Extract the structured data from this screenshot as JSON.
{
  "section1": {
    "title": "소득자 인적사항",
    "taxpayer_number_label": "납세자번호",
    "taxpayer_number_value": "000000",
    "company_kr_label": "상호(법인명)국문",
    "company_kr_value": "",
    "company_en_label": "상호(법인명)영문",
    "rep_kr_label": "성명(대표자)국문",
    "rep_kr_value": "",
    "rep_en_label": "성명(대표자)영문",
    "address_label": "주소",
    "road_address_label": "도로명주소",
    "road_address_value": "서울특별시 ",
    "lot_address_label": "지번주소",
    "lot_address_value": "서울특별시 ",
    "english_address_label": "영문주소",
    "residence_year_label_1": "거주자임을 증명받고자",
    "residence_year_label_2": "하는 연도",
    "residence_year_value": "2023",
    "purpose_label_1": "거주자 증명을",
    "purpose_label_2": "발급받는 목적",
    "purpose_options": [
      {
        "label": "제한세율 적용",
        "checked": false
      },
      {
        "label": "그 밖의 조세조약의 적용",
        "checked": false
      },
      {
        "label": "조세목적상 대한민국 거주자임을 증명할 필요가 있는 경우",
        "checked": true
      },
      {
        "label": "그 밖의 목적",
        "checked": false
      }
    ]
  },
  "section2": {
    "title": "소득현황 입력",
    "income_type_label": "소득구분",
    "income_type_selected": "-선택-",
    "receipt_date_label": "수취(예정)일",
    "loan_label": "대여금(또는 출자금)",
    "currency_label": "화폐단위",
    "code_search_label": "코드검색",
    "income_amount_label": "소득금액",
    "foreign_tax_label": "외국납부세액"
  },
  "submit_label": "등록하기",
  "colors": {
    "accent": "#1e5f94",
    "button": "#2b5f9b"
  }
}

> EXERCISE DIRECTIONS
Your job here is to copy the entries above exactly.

> WRITTEN RESPONSE
Extract the structured data from this screenshot as JSON.
{
  "section1": {
    "title": "소득자 인적사항",
    "taxpayer_number_label": "납세자번호",
    "taxpayer_number_value": "000000",
    "company_kr_label": "상호(법인명)국문",
    "company_kr_value": "",
    "company_en_label": "상호(법인명)영문",
    "rep_kr_label": "성명(대표자)국문",
    "rep_kr_value": "",
    "rep_en_label": "성명(대표자)영문",
    "address_label": "주소",
    "road_address_label": "도로명주소",
    "road_address_value": "서울특별시 ",
    "lot_address_label": "지번주소",
    "lot_address_value": "서울특별시 ",
    "english_address_label": "영문주소",
    "residence_year_label_1": "거주자임을 증명받고자",
    "residence_year_label_2": "하는 연도",
    "residence_year_value": "2023",
    "purpose_label_1": "거주자 증명을",
    "purpose_label_2": "발급받는 목적",
    "purpose_options": [
      {
        "label": "제한세율 적용",
        "checked": false
      },
      {
        "label": "그 밖의 조세조약의 적용",
        "checked": false
      },
      {
        "label": "조세목적상 대한민국 거주자임을 증명할 필요가 있는 경우",
        "checked": true
      },
      {
        "label": "그 밖의 목적",
        "checked": false
      }
    ]
  },
  "section2": {
    "title": "소득현황 입력",
    "income_type_label": "소득구분",
    "income_type_selected": "-선택-",
    "receipt_date_label": "수취(예정)일",
    "loan_label": "대여금(또는 출자금)",
    "currency_label": "화폐단위",
    "code_search_label": "코드검색",
    "income_amount_label": "소득금액",
    "foreign_tax_label": "외국납부세액"
  },
  "submit_label": "등록하기",
  "colors": {
    "accent": "#1e5f94",
    "button": "#2b5f9b"
  }
}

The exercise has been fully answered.